[Assignment]: Filter the listing below, please, and copy only the lines with the word "Record".

******

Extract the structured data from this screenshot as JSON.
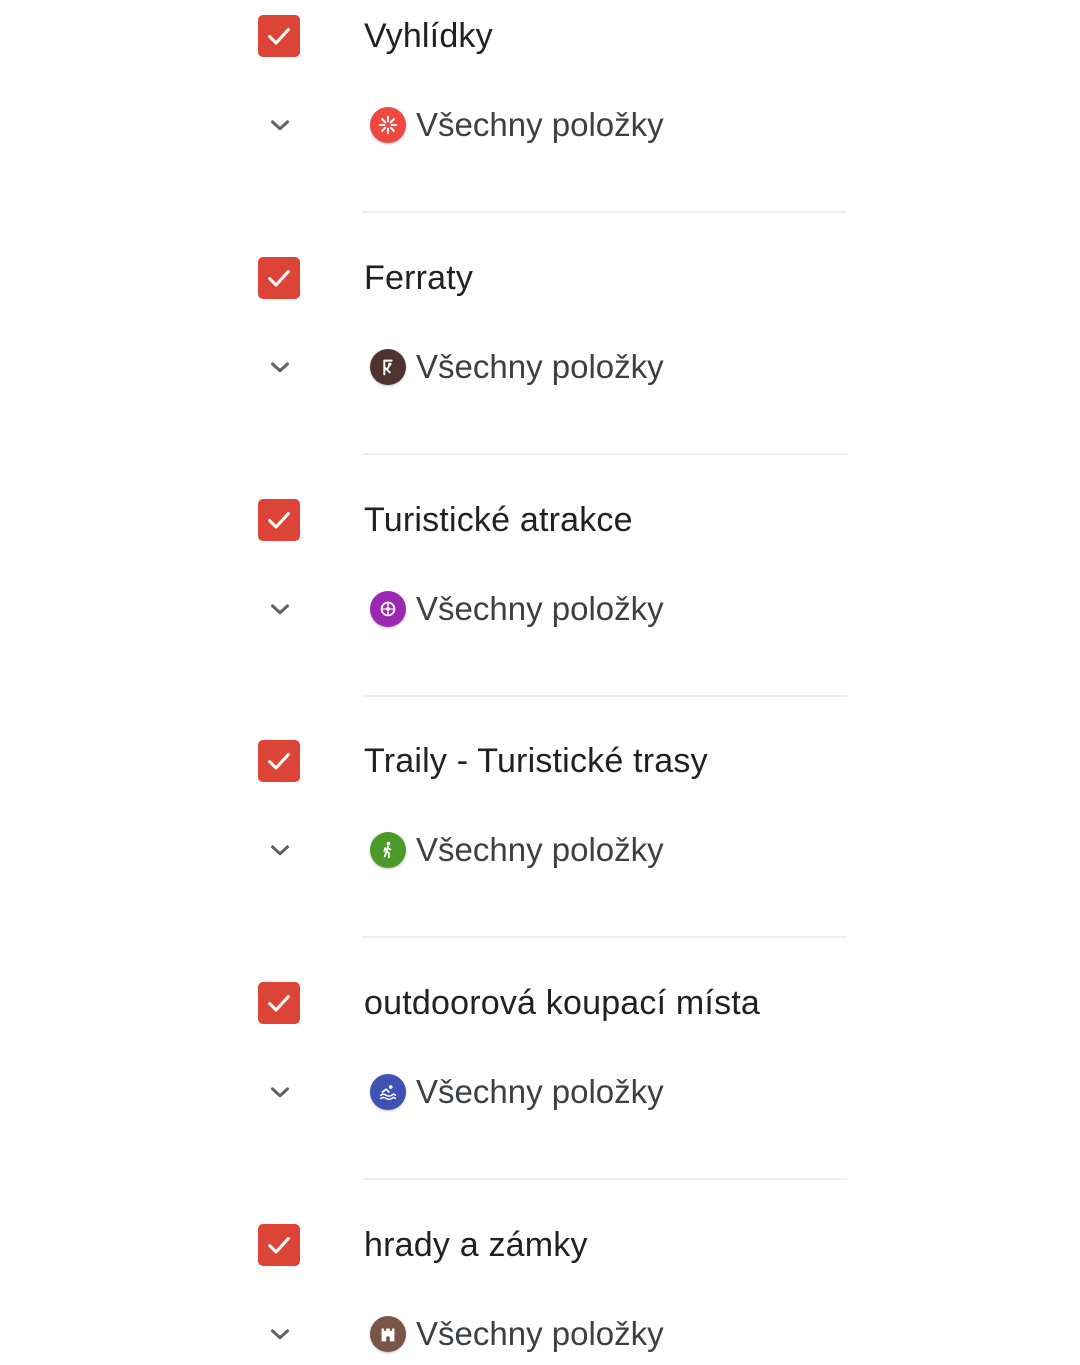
{
  "colors": {
    "checkbox": "#db4437",
    "chevron": "#5f6368",
    "divider": "#eeeeee"
  },
  "layers": [
    {
      "title": "Vyhlídky",
      "checked": true,
      "style_label": "Všechny položky",
      "icon": "viewpoint-icon",
      "icon_color": "#f0483e"
    },
    {
      "title": "Ferraty",
      "checked": true,
      "style_label": "Všechny položky",
      "icon": "climbing-icon",
      "icon_color": "#4e342e"
    },
    {
      "title": "Turistické atrakce",
      "checked": true,
      "style_label": "Všechny položky",
      "icon": "attraction-icon",
      "icon_color": "#9c27b0"
    },
    {
      "title": "Traily - Turistické trasy",
      "checked": true,
      "style_label": "Všechny položky",
      "icon": "hiking-icon",
      "icon_color": "#4c9a2a"
    },
    {
      "title": "outdoorová koupací místa",
      "checked": true,
      "style_label": "Všechny položky",
      "icon": "swimming-icon",
      "icon_color": "#3f51b5"
    },
    {
      "title": "hrady a zámky",
      "checked": true,
      "style_label": "Všechny položky",
      "icon": "castle-icon",
      "icon_color": "#795548"
    }
  ]
}
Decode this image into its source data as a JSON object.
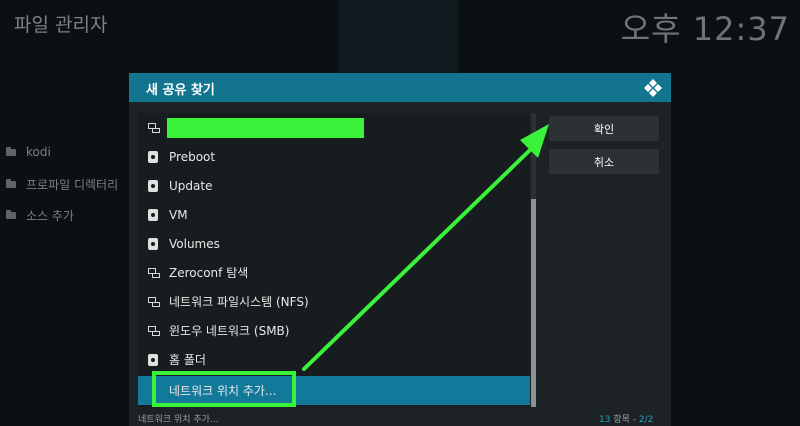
{
  "header": {
    "title": "파일 관리자",
    "clock": "오후 12:37"
  },
  "sidebar": {
    "items": [
      {
        "label": "kodi",
        "icon": "folder-icon"
      },
      {
        "label": "프로파일 디렉터리",
        "icon": "folder-icon"
      },
      {
        "label": "소스 추가",
        "icon": "folder-icon"
      }
    ]
  },
  "dialog": {
    "title": "새 공유 찾기",
    "logo": "kodi-logo-icon",
    "items": [
      {
        "label": "",
        "icon": "network-icon",
        "redacted": true
      },
      {
        "label": "Preboot",
        "icon": "drive-icon"
      },
      {
        "label": "Update",
        "icon": "drive-icon"
      },
      {
        "label": "VM",
        "icon": "drive-icon"
      },
      {
        "label": "Volumes",
        "icon": "drive-icon"
      },
      {
        "label": "Zeroconf 탐색",
        "icon": "network-icon"
      },
      {
        "label": "네트워크 파일시스템 (NFS)",
        "icon": "network-icon"
      },
      {
        "label": "윈도우 네트워크 (SMB)",
        "icon": "network-icon"
      },
      {
        "label": "홈 폴더",
        "icon": "drive-icon"
      },
      {
        "label": "네트워크 위치 추가...",
        "icon": "none",
        "selected": true
      }
    ],
    "buttons": {
      "ok": "확인",
      "cancel": "취소"
    },
    "footer": {
      "selected_label": "네트워크 위치 추가...",
      "count": "13",
      "items_label": "항목",
      "page": "2/2"
    }
  },
  "colors": {
    "header_bar": "#12748e",
    "selection": "#12799a",
    "annotation_green": "#3af23a",
    "accent_blue": "#1f9fd0"
  }
}
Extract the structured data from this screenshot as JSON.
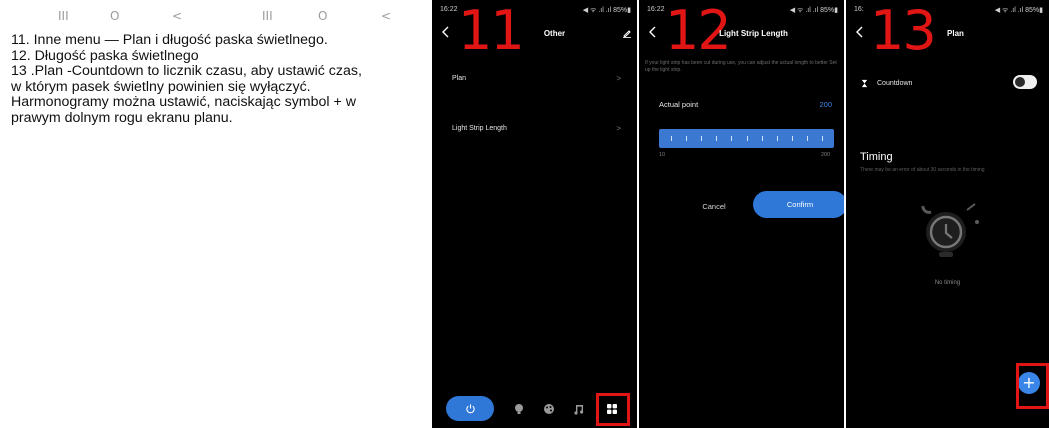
{
  "nav_bar": {
    "glyphs": [
      "III",
      "O",
      "<",
      "III",
      "O",
      "<"
    ]
  },
  "instructions": {
    "lines": [
      "11. Inne menu — Plan i długość paska świetlnego.",
      "12. Długość paska świetlnego",
      "13 .Plan -Countdown to licznik czasu, aby ustawić czas,",
      "w którym pasek świetlny powinien się wyłączyć.",
      "Harmonogramy można ustawić, naciskając symbol + w",
      "prawym dolnym rogu ekranu planu."
    ]
  },
  "phones": {
    "p11": {
      "status_time": "16:22",
      "status_icons": "◀ ᯤ .ıl .ıl 85%▮",
      "step_number": "11",
      "title": "Other",
      "menu": [
        {
          "label": "Plan",
          "chevron": ">"
        },
        {
          "label": "Light Strip Length",
          "chevron": ">"
        }
      ],
      "bottom_nav": [
        "power-icon",
        "bulb-icon",
        "palette-icon",
        "music-icon",
        "grid-icon"
      ]
    },
    "p12": {
      "status_time": "16:22",
      "status_icons": "◀ ᯤ .ıl .ıl 85%▮",
      "step_number": "12",
      "title": "Light Strip Length",
      "description": "If your light strip has been cut during use, you can adjust the actual length to better Set up the light strip.",
      "actual_point_label": "Actual point",
      "actual_point_value": "200",
      "slider": {
        "min_label": "10",
        "max_label": "200",
        "value": 200,
        "min": 10,
        "max": 200
      },
      "cancel_label": "Cancel",
      "confirm_label": "Confirm"
    },
    "p13": {
      "status_time": "16:",
      "status_icons": "◀ ᯤ .ıl .ıl 85%▮",
      "step_number": "13",
      "title": "Plan",
      "countdown_label": "Countdown",
      "countdown_on": false,
      "timing_title": "Timing",
      "timing_subtitle": "There may be an error of about 30 seconds in the timing",
      "empty_text": "No timing",
      "add_label": "+"
    }
  },
  "colors": {
    "accent_blue": "#2f78d8",
    "highlight_red": "#e01515",
    "phone_bg": "#000000"
  }
}
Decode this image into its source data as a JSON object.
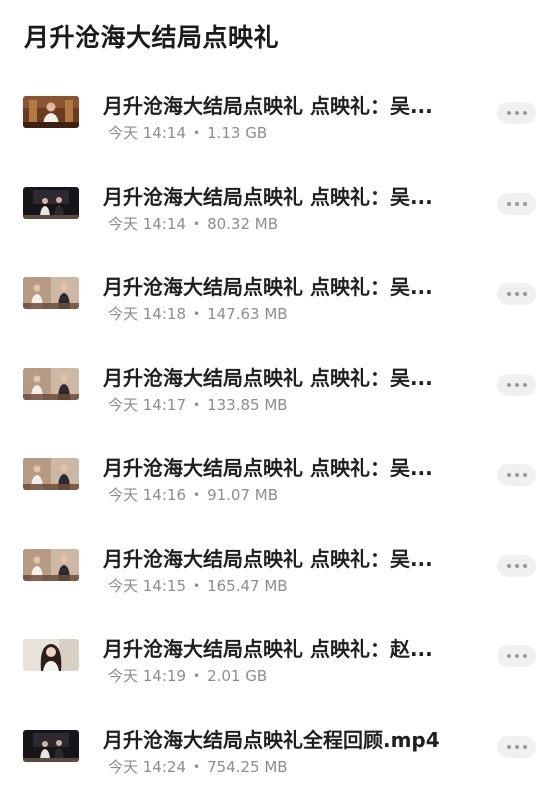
{
  "header": {
    "title": "月升沧海大结局点映礼"
  },
  "files": [
    {
      "name": "月升沧海大结局点映礼 点映礼：吴...",
      "time": "今天 14:14",
      "size": "1.13 GB",
      "thumb": "single-host-icon"
    },
    {
      "name": "月升沧海大结局点映礼 点映礼：吴...",
      "time": "今天 14:14",
      "size": "80.32 MB",
      "thumb": "stage-dark-icon"
    },
    {
      "name": "月升沧海大结局点映礼 点映礼：吴...",
      "time": "今天 14:18",
      "size": "147.63 MB",
      "thumb": "duo-split-icon"
    },
    {
      "name": "月升沧海大结局点映礼 点映礼：吴...",
      "time": "今天 14:17",
      "size": "133.85 MB",
      "thumb": "duo-split-icon"
    },
    {
      "name": "月升沧海大结局点映礼 点映礼：吴...",
      "time": "今天 14:16",
      "size": "91.07 MB",
      "thumb": "duo-split-icon"
    },
    {
      "name": "月升沧海大结局点映礼 点映礼：吴...",
      "time": "今天 14:15",
      "size": "165.47 MB",
      "thumb": "duo-split-icon"
    },
    {
      "name": "月升沧海大结局点映礼 点映礼：赵...",
      "time": "今天 14:19",
      "size": "2.01 GB",
      "thumb": "portrait-woman-icon"
    },
    {
      "name": "月升沧海大结局点映礼全程回顾.mp4",
      "time": "今天 14:24",
      "size": "754.25 MB",
      "thumb": "stage-dark-icon"
    }
  ],
  "separator": "•",
  "colors": {
    "text": "#1f1f1f",
    "meta": "#8d8d8d",
    "button_bg": "#f0f0f0",
    "dots": "#9a9a9a"
  }
}
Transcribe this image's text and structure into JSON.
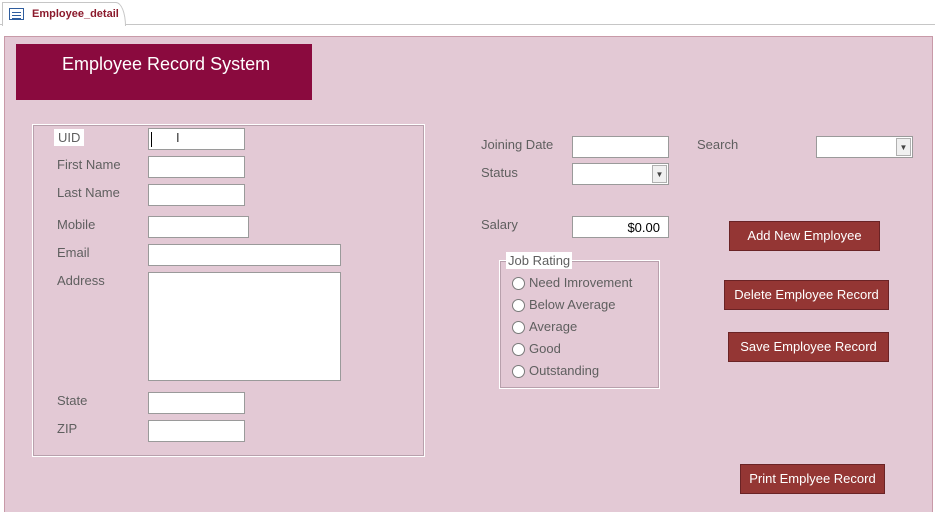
{
  "tab": {
    "title": "Employee_detail",
    "icon": "form-icon"
  },
  "banner": {
    "title": "Employee Record System"
  },
  "fields": {
    "uid": {
      "label": "UID",
      "value": ""
    },
    "first_name": {
      "label": "First Name",
      "value": ""
    },
    "last_name": {
      "label": "Last Name",
      "value": ""
    },
    "mobile": {
      "label": "Mobile",
      "value": ""
    },
    "email": {
      "label": "Email",
      "value": ""
    },
    "address": {
      "label": "Address",
      "value": ""
    },
    "state": {
      "label": "State",
      "value": ""
    },
    "zip": {
      "label": "ZIP",
      "value": ""
    },
    "joining_date": {
      "label": "Joining Date",
      "value": ""
    },
    "status": {
      "label": "Status",
      "value": ""
    },
    "search": {
      "label": "Search",
      "value": ""
    },
    "salary": {
      "label": "Salary",
      "value": "$0.00"
    }
  },
  "job_rating": {
    "title": "Job Rating",
    "options": [
      "Need Imrovement",
      "Below Average",
      "Average",
      "Good",
      "Outstanding"
    ]
  },
  "buttons": {
    "add": "Add New Employee",
    "delete": "Delete Employee Record",
    "save": "Save Employee  Record",
    "print": "Print Emplyee Record"
  },
  "colors": {
    "form_background": "#e3c9d5",
    "banner": "#8a0a3e",
    "button": "#943634"
  }
}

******

[Answer to this problem]:
    "title": "Employee Record System"
    "delete": "Delete Employee Record",
    "save": "Save Employee  Record",
    "print": "Print Emplyee Record"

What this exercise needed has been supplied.